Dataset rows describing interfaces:
------------------------

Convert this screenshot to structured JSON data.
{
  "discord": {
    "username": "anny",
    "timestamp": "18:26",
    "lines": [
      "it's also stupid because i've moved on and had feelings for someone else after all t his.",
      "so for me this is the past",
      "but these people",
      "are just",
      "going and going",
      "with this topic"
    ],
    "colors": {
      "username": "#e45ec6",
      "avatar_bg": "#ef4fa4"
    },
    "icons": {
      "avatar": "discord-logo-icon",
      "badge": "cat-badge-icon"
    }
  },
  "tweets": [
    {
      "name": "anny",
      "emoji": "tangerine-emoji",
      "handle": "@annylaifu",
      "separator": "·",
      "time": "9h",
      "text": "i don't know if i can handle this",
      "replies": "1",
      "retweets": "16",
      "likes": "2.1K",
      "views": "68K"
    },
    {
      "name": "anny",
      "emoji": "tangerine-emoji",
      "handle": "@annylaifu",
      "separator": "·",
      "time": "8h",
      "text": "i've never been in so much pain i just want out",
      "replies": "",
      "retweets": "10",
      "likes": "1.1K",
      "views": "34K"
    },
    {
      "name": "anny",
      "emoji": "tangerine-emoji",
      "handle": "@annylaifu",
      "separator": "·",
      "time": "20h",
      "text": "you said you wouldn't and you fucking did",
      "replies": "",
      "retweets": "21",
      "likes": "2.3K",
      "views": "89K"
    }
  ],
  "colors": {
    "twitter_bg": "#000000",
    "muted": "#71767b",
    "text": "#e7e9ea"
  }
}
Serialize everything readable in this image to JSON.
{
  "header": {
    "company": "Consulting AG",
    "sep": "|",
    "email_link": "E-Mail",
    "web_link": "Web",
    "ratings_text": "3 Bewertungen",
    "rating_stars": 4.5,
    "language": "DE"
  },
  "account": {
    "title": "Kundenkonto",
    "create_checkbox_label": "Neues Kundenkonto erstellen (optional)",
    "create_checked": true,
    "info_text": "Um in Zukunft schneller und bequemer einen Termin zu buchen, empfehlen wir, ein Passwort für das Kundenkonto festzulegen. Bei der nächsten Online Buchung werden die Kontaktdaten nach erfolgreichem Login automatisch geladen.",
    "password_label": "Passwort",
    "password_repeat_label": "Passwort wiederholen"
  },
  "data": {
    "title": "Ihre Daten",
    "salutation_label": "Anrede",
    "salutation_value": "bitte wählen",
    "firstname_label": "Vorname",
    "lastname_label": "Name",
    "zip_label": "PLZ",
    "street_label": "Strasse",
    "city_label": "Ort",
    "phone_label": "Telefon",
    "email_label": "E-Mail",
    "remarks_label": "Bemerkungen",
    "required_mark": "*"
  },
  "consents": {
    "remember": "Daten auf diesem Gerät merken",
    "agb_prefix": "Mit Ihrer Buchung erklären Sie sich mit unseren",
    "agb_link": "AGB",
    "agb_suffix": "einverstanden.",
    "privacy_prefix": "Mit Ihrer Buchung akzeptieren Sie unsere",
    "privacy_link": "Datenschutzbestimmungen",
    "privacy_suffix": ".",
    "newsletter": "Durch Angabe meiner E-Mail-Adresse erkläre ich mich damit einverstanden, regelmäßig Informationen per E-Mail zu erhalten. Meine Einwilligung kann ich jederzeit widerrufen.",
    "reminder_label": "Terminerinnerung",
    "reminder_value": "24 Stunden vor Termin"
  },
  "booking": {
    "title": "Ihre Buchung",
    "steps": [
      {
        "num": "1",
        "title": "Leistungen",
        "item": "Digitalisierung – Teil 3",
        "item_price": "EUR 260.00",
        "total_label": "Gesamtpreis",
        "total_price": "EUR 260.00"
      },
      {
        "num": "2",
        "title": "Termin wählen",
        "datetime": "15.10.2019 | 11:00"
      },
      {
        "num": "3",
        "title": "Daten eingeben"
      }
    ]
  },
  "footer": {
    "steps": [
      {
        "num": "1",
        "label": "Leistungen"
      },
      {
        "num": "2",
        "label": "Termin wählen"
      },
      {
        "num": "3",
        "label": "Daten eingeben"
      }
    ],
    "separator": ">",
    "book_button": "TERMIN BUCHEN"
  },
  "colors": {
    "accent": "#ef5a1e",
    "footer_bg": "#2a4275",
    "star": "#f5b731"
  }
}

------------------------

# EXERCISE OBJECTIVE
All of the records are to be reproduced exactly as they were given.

# WRITTEN RESPONSE
Convert this screenshot to structured JSON data.
{
  "discord": {
    "username": "anny",
    "timestamp": "18:26",
    "lines": [
      "it's also stupid because i've moved on and had feelings for someone else after all t his.",
      "so for me this is the past",
      "but these people",
      "are just",
      "going and going",
      "with this topic"
    ],
    "colors": {
      "username": "#e45ec6",
      "avatar_bg": "#ef4fa4"
    },
    "icons": {
      "avatar": "discord-logo-icon",
      "badge": "cat-badge-icon"
    }
  },
  "tweets": [
    {
      "name": "anny",
      "emoji": "tangerine-emoji",
      "handle": "@annylaifu",
      "separator": "·",
      "time": "9h",
      "text": "i don't know if i can handle this",
      "replies": "1",
      "retweets": "16",
      "likes": "2.1K",
      "views": "68K"
    },
    {
      "name": "anny",
      "emoji": "tangerine-emoji",
      "handle": "@annylaifu",
      "separator": "·",
      "time": "8h",
      "text": "i've never been in so much pain i just want out",
      "replies": "",
      "retweets": "10",
      "likes": "1.1K",
      "views": "34K"
    },
    {
      "name": "anny",
      "emoji": "tangerine-emoji",
      "handle": "@annylaifu",
      "separator": "·",
      "time": "20h",
      "text": "you said you wouldn't and you fucking did",
      "replies": "",
      "retweets": "21",
      "likes": "2.3K",
      "views": "89K"
    }
  ],
  "colors": {
    "twitter_bg": "#000000",
    "muted": "#71767b",
    "text": "#e7e9ea"
  }
}
Serialize everything readable in this image to JSON.
{
  "header": {
    "company": "Consulting AG",
    "sep": "|",
    "email_link": "E-Mail",
    "web_link": "Web",
    "ratings_text": "3 Bewertungen",
    "rating_stars": 4.5,
    "language": "DE"
  },
  "account": {
    "title": "Kundenkonto",
    "create_checkbox_label": "Neues Kundenkonto erstellen (optional)",
    "create_checked": true,
    "info_text": "Um in Zukunft schneller und bequemer einen Termin zu buchen, empfehlen wir, ein Passwort für das Kundenkonto festzulegen. Bei der nächsten Online Buchung werden die Kontaktdaten nach erfolgreichem Login automatisch geladen.",
    "password_label": "Passwort",
    "password_repeat_label": "Passwort wiederholen"
  },
  "data": {
    "title": "Ihre Daten",
    "salutation_label": "Anrede",
    "salutation_value": "bitte wählen",
    "firstname_label": "Vorname",
    "lastname_label": "Name",
    "zip_label": "PLZ",
    "street_label": "Strasse",
    "city_label": "Ort",
    "phone_label": "Telefon",
    "email_label": "E-Mail",
    "remarks_label": "Bemerkungen",
    "required_mark": "*"
  },
  "consents": {
    "remember": "Daten auf diesem Gerät merken",
    "agb_prefix": "Mit Ihrer Buchung erklären Sie sich mit unseren",
    "agb_link": "AGB",
    "agb_suffix": "einverstanden.",
    "privacy_prefix": "Mit Ihrer Buchung akzeptieren Sie unsere",
    "privacy_link": "Datenschutzbestimmungen",
    "privacy_suffix": ".",
    "newsletter": "Durch Angabe meiner E-Mail-Adresse erkläre ich mich damit einverstanden, regelmäßig Informationen per E-Mail zu erhalten. Meine Einwilligung kann ich jederzeit widerrufen.",
    "reminder_label": "Terminerinnerung",
    "reminder_value": "24 Stunden vor Termin"
  },
  "booking": {
    "title": "Ihre Buchung",
    "steps": [
      {
        "num": "1",
        "title": "Leistungen",
        "item": "Digitalisierung – Teil 3",
        "item_price": "EUR 260.00",
        "total_label": "Gesamtpreis",
        "total_price": "EUR 260.00"
      },
      {
        "num": "2",
        "title": "Termin wählen",
        "datetime": "15.10.2019 | 11:00"
      },
      {
        "num": "3",
        "title": "Daten eingeben"
      }
    ]
  },
  "footer": {
    "steps": [
      {
        "num": "1",
        "label": "Leistungen"
      },
      {
        "num": "2",
        "label": "Termin wählen"
      },
      {
        "num": "3",
        "label": "Daten eingeben"
      }
    ],
    "separator": ">",
    "book_button": "TERMIN BUCHEN"
  },
  "colors": {
    "accent": "#ef5a1e",
    "footer_bg": "#2a4275",
    "star": "#f5b731"
  }
}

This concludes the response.